With temperature inversion, there's a layer of warm air on top of a layer of cool air, and the spray particles aren't mixed in the air very well because of the warm air.
"They hit a glass ceiling, if you will," Buhler says.
Bob Wolf, a sprayer technology consultant, says it's important to maintain sprayers in good condition, which includes proper calibration. But Wolf says he has heard superintendents say, "I don't have time for that," when it comes to calibrating sprayers. But he insists that superintendents need to find time for it.
Mudge says proper calibration is vital so superintendents know exactly what the spray volume is.
"[Chemical companies] recommend [a certain amount] of product per 1,000 square feet or per acre," Mudge says. "That's assuming they're using calibrated equipment. If we say 3.2 ounces per 1,000 square feet, that's what we mean."
Kidder suggests superintendents check a sprayer's calibration two or three times a year.
"If there's any big change - like you use different nozzles or go to a different spray volume or you're changing your speed dramatically from one type of product to another - you need to check calibration on the sprayer," he adds.
Kidder also stresses the importance of using the right nozzle for the right product. He has seen too many superintendents use the same nozzles to spray different pesticides on different parts of the golf course, which is a no-no.
"Most of our labels will tell you what kind of spray droplet there should be, and that's determined by the type of product you're using," he adds.
While Mudge says superintendents generally do a great job of applying pesticides, there are cases when they over-apply or misapply them or they use the wrong nozzles.
"It depends on what type of pesticide you're using," Mudge adds. "You have to have sufficient spray volume for enough leaf wetness with postemergence herbicides. Whereas with a pre-emergence herbicide it's not as important, just so long as the spray is uniform. Sometimes spray volume is important, and sometimes it's not. Sometimes sprayer tip or nozzle selection is important, and sometimes it's not."
Superintendents also need to know when to replace worn nozzles, which is sometimes difficult to tell, Wolf says. Superintendents can tell if nozzles are worn by measuring their output and analyzing pattern quality.
"If either one of those are off the standard, that's when you need to replace them," Wolf adds.
Kidder says some superintendents are using the same nozzles on sprayers even after five years, not realizing the nozzles have worn out.
Superintendents can measure the output of a nozzle for 30 seconds or a minute to see if it needs changing. If it's more than 5 percent from the average output, it needs changing, Kidder says. They can also spray water-sensitive paper to see if nozzles are worn. If the water droplets aren't uniform, the nozzle is worn.

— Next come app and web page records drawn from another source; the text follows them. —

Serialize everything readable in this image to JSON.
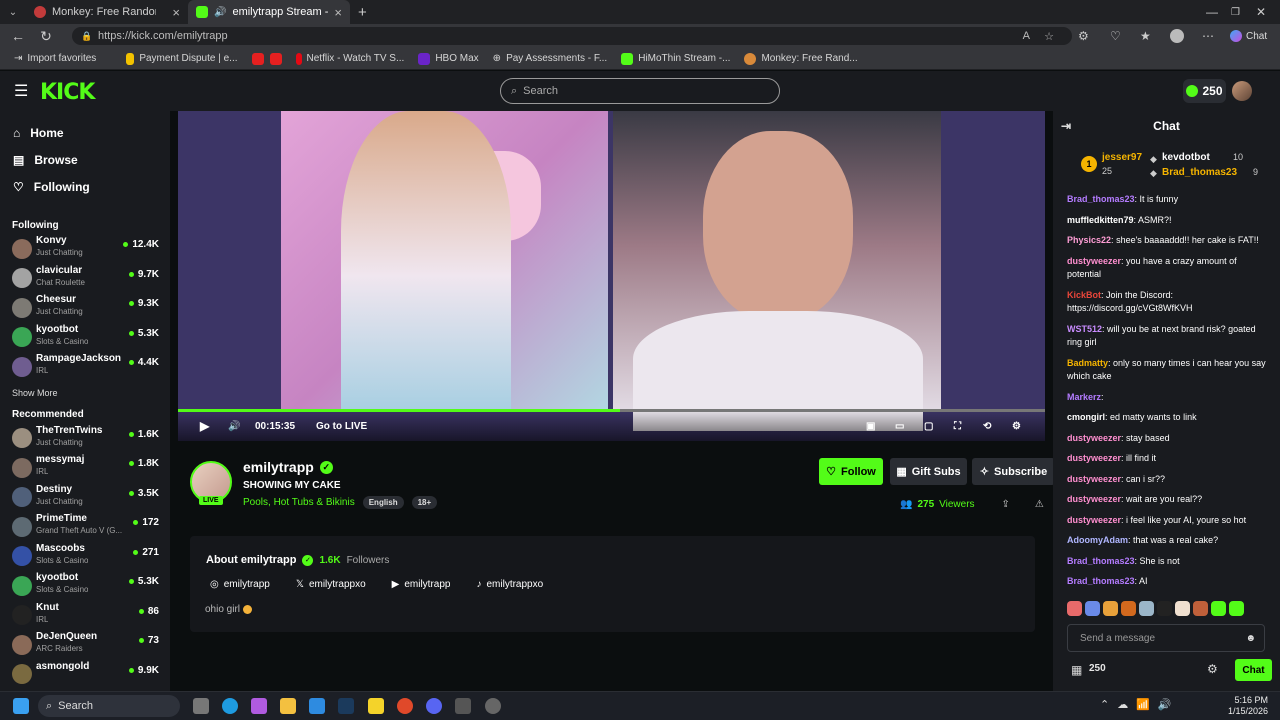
{
  "browser": {
    "tabs": [
      {
        "title": "Monkey: Free Random Video Chat",
        "active": false
      },
      {
        "title": "emilytrapp Stream - Watch Live",
        "active": true
      }
    ],
    "url": "https://kick.com/emilytrapp",
    "bookmarks": [
      "Import favorites",
      "Payment Dispute | e...",
      "Netflix - Watch TV S...",
      "HBO Max",
      "Pay Assessments - F...",
      "HiMoThin Stream -...",
      "Monkey: Free Rand..."
    ],
    "copilot": "Chat"
  },
  "header": {
    "logo": "KICK",
    "search_placeholder": "Search",
    "coins": "250"
  },
  "sidebar": {
    "nav": [
      {
        "label": "Home",
        "icon": "home-icon"
      },
      {
        "label": "Browse",
        "icon": "browse-icon"
      },
      {
        "label": "Following",
        "icon": "heart-icon"
      }
    ],
    "following_title": "Following",
    "following": [
      {
        "name": "Konvy",
        "category": "Just Chatting",
        "count": "12.4K",
        "color": "#8a6b5c"
      },
      {
        "name": "clavicular",
        "category": "Chat Roulette",
        "count": "9.7K",
        "color": "#a3a3a3"
      },
      {
        "name": "Cheesur",
        "category": "Just Chatting",
        "count": "9.3K",
        "color": "#7d7a74"
      },
      {
        "name": "kyootbot",
        "category": "Slots & Casino",
        "count": "5.3K",
        "color": "#3aa655"
      },
      {
        "name": "RampageJackson",
        "category": "IRL",
        "count": "4.4K",
        "color": "#6f5d90"
      }
    ],
    "show_more": "Show More",
    "recommended_title": "Recommended",
    "recommended": [
      {
        "name": "TheTrenTwins",
        "category": "Just Chatting",
        "count": "1.6K",
        "color": "#9b8f80"
      },
      {
        "name": "messymaj",
        "category": "IRL",
        "count": "1.8K",
        "color": "#7c6a60"
      },
      {
        "name": "Destiny",
        "category": "Just Chatting",
        "count": "3.5K",
        "color": "#50607a"
      },
      {
        "name": "PrimeTime",
        "category": "Grand Theft Auto V (G...",
        "count": "172",
        "color": "#5d6a73"
      },
      {
        "name": "Mascoobs",
        "category": "Slots & Casino",
        "count": "271",
        "color": "#3451a6"
      },
      {
        "name": "kyootbot",
        "category": "Slots & Casino",
        "count": "5.3K",
        "color": "#3aa655"
      },
      {
        "name": "Knut",
        "category": "IRL",
        "count": "86",
        "color": "#222"
      },
      {
        "name": "DeJenQueen",
        "category": "ARC Raiders",
        "count": "73",
        "color": "#8a6a58"
      },
      {
        "name": "asmongold",
        "category": "",
        "count": "9.9K",
        "color": "#7a6a40"
      }
    ]
  },
  "player": {
    "time": "00:15:35",
    "go_live": "Go to LIVE",
    "progress": 0.51
  },
  "channel": {
    "name": "emilytrapp",
    "live": "LIVE",
    "title": "SHOWING MY CAKE",
    "category": "Pools, Hot Tubs & Bikinis",
    "tags": [
      "English",
      "18+"
    ],
    "follow": "Follow",
    "gift_subs": "Gift Subs",
    "subscribe": "Subscribe",
    "viewers_count": "275",
    "viewers_label": "Viewers",
    "about_title": "About emilytrapp",
    "followers_count": "1.6K",
    "followers_label": "Followers",
    "socials": [
      {
        "icon": "instagram-icon",
        "label": "emilytrapp"
      },
      {
        "icon": "x-icon",
        "label": "emilytrappxo"
      },
      {
        "icon": "youtube-icon",
        "label": "emilytrapp"
      },
      {
        "icon": "tiktok-icon",
        "label": "emilytrappxo"
      }
    ],
    "bio": "ohio girl"
  },
  "chat": {
    "title": "Chat",
    "gifters": [
      {
        "rank": "1",
        "name": "jesser97",
        "count": "25"
      },
      {
        "name": "kevdotbot",
        "count": "10"
      },
      {
        "name": "Brad_thomas23",
        "count": "9"
      }
    ],
    "messages": [
      {
        "user": "Brad_thomas23",
        "color": "#b47cff",
        "text": "It is funny"
      },
      {
        "user": "muffledkitten79",
        "color": "#ffffff",
        "text": "ASMR?!"
      },
      {
        "user": "Physics22",
        "color": "#ff9ed6",
        "text": "shee's baaaaddd!! her cake is FAT!!"
      },
      {
        "user": "dustyweezer",
        "color": "#ff8fd0",
        "text": "you have a crazy amount of potential"
      },
      {
        "user": "KickBot",
        "color": "#e8463a",
        "text": "Join the Discord: https://discord.gg/cVGt8WfKVH"
      },
      {
        "user": "WST512",
        "color": "#c98cff",
        "text": "will you be at next brand risk? goated ring girl"
      },
      {
        "user": "Badmatty",
        "color": "#f5b400",
        "text": "only so many times i can hear you say which cake"
      },
      {
        "user": "Markerz",
        "color": "#b47cff",
        "text": ""
      },
      {
        "user": "cmongirl",
        "color": "#ffffff",
        "text": "ed matty wants to link"
      },
      {
        "user": "dustyweezer",
        "color": "#ff8fd0",
        "text": "stay based"
      },
      {
        "user": "dustyweezer",
        "color": "#ff8fd0",
        "text": "ill find it"
      },
      {
        "user": "dustyweezer",
        "color": "#ff8fd0",
        "text": "can i sr??"
      },
      {
        "user": "dustyweezer",
        "color": "#ff8fd0",
        "text": "wait are you real??"
      },
      {
        "user": "dustyweezer",
        "color": "#ff8fd0",
        "text": "i feel like your AI, youre so hot"
      },
      {
        "user": "AdoomyAdam",
        "color": "#b0b6ff",
        "text": "that was a real cake?"
      },
      {
        "user": "Brad_thomas23",
        "color": "#b47cff",
        "text": "She is not"
      },
      {
        "user": "Brad_thomas23",
        "color": "#b47cff",
        "text": "AI"
      }
    ],
    "input_placeholder": "Send a message",
    "points": "250",
    "send": "Chat"
  },
  "taskbar": {
    "search": "Search",
    "time": "5:16 PM",
    "date": "1/15/2026"
  },
  "colors": {
    "accent": "#53fc18",
    "bg": "#0b0e0f",
    "panel": "#191b1f"
  }
}
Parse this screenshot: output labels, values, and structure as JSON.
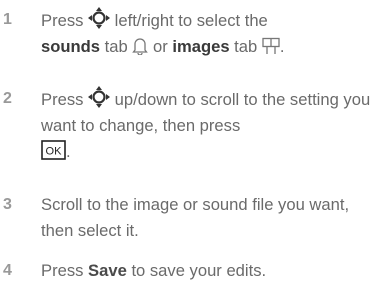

Mudge understands why superintendents elect to load their tanks with several products for one spray. It's about time and money. "I wouldn't want to spray three or four times when I can just do it once," he says.
But Mudge is concerned that superintendents are mixing too many products - including herbicides, fungicides, insecticides, fertility products and plant growth regulators and adjuvants - in the spray tank, which is causing application problems, including the increased risk of phytotoxicity and reduced efficacy. Chemical companies test product for plant safety, but can't possibly test all of the spray tank mixtures that can be done.
"You have all these products in the tank, and they aren't compatible with each other," Mudge says.
Sometimes a superintendent will spray a mixture of several products a few times and not have any problems. Then he'll spray the same mixture again and there will be a problem. And he might blame the problem on a "bad" product, Mudge adds.
But if the environmental conditions changed for the last spray, the turfgrass may have been overly stressed, which led to the problem. "Nobody has done any research on this," Mudge says. "We should be thinking more about it."
Mudge recommends that superintendents at least do jar tests to test the compatibility of products, and are careful with putting too many products into the spray tank.
Aylward can be reached at 330-723-2136 or email@example.com.